[Exercise]: Please show every line in the entries below that includes the word "备用插接器".

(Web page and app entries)
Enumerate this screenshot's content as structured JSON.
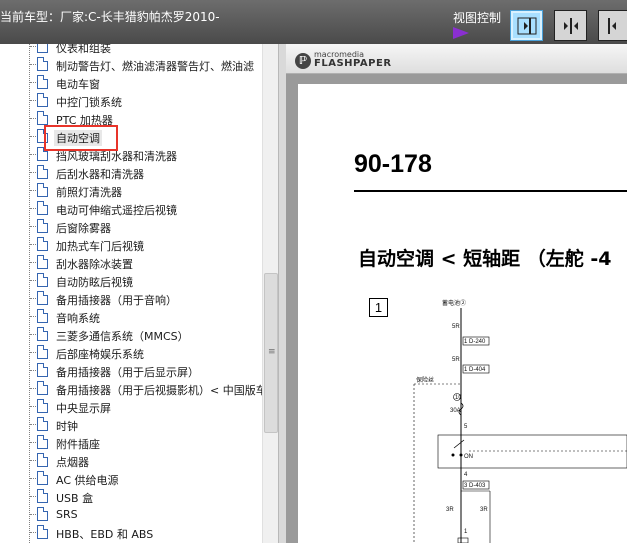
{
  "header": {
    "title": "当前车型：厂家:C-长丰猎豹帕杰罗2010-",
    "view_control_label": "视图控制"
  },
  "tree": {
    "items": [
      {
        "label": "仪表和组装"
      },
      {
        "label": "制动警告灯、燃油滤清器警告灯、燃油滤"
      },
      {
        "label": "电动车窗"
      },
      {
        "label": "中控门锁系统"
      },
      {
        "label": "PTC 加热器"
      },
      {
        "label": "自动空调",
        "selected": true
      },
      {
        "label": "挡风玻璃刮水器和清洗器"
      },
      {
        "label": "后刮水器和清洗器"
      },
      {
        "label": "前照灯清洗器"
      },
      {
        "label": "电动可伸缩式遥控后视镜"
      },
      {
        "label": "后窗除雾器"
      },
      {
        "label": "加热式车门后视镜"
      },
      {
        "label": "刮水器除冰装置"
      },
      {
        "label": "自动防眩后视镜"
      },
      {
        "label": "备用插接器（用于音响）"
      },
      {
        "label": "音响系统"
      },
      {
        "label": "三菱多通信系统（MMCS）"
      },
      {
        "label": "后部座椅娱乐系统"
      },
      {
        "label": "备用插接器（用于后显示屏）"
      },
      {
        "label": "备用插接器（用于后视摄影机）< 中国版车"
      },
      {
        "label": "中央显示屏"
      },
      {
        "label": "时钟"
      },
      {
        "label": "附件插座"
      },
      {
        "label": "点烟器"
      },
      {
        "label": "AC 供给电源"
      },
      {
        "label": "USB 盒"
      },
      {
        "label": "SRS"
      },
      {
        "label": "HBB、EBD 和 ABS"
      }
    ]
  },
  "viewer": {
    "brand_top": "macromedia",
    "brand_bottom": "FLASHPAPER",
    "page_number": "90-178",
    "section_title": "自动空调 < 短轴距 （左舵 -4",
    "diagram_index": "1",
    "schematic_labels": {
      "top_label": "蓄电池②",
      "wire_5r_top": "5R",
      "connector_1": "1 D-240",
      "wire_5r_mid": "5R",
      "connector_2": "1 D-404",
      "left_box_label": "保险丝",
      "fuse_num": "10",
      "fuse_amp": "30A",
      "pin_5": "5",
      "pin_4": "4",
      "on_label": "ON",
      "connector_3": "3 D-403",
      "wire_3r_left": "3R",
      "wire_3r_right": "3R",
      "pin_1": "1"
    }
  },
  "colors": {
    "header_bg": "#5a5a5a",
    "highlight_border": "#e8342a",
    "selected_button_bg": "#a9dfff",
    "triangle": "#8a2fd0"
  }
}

[Exercise answer]:
        "label": "备用插接器（用于音响）"
        "label": "备用插接器（用于后显示屏）"
        "label": "备用插接器（用于后视摄影机）< 中国版车"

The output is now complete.